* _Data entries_
▼
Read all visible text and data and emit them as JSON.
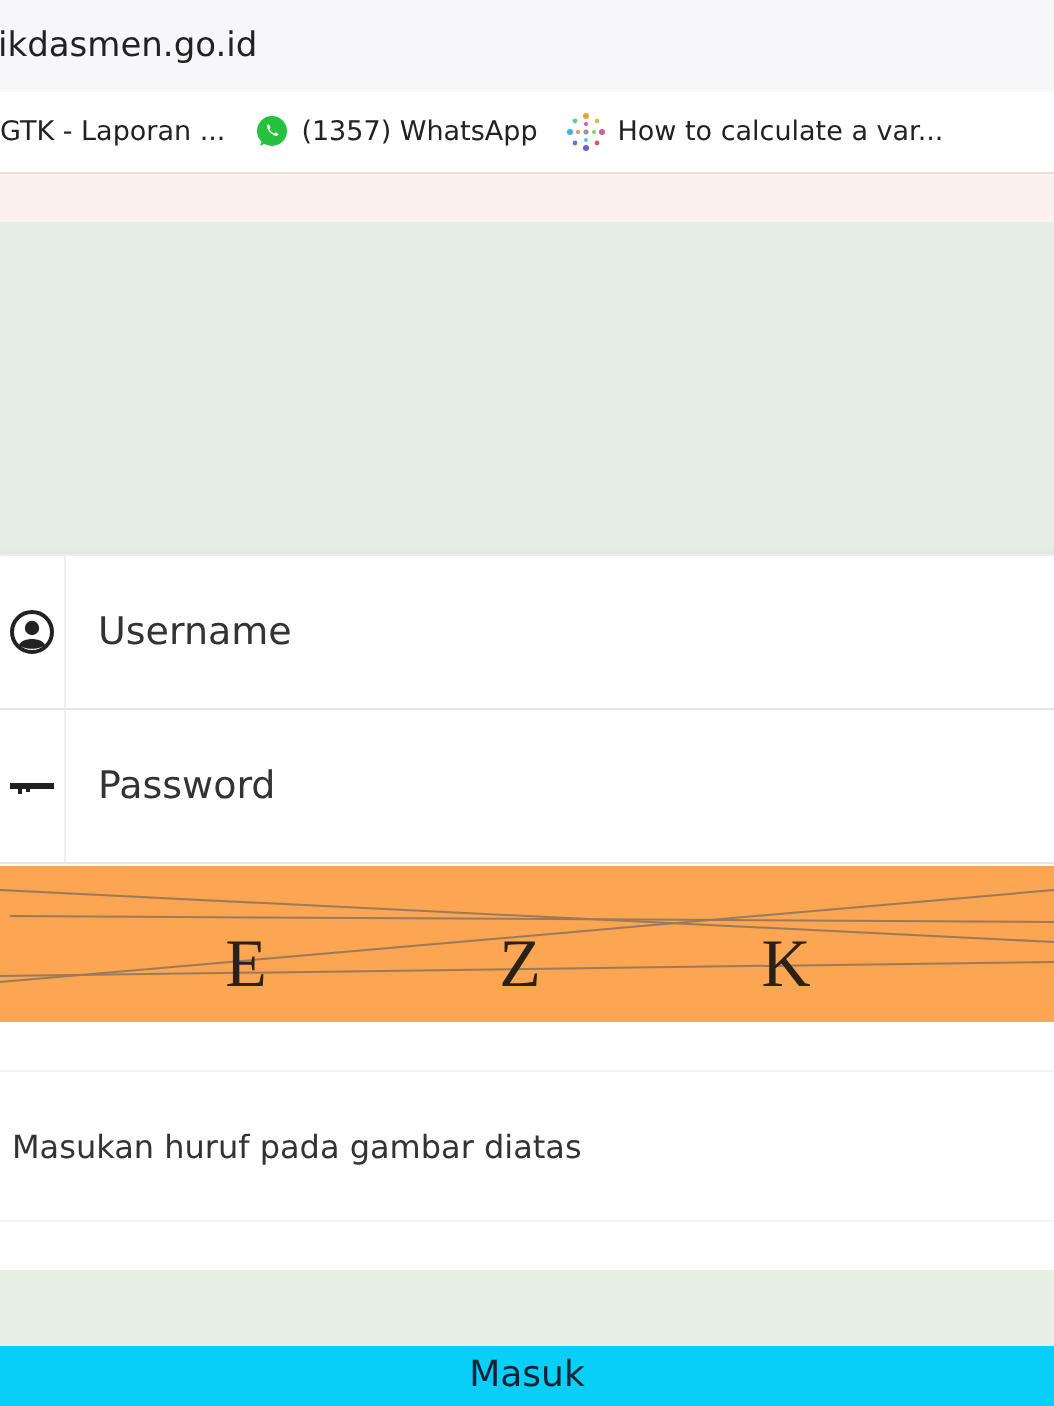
{
  "address_bar": {
    "url": "ikdasmen.go.id"
  },
  "bookmarks": [
    {
      "label": "GTK - Laporan ..."
    },
    {
      "label": "(1357) WhatsApp"
    },
    {
      "label": "How to calculate a var..."
    }
  ],
  "login": {
    "fields": [
      {
        "kind": "user",
        "placeholder": "Username"
      },
      {
        "kind": "key",
        "placeholder": "Password"
      }
    ],
    "captcha": {
      "letters": [
        "E",
        "Z",
        "K"
      ]
    },
    "captcha_input": {
      "placeholder": "Masukan huruf pada gambar diatas"
    },
    "submit": "Masuk"
  }
}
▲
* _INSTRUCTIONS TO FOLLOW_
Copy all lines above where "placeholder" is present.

* _TASK RESULT_
        "placeholder": "Username"
        "placeholder": "Password"
      "placeholder": "Masukan huruf pada gambar diatas"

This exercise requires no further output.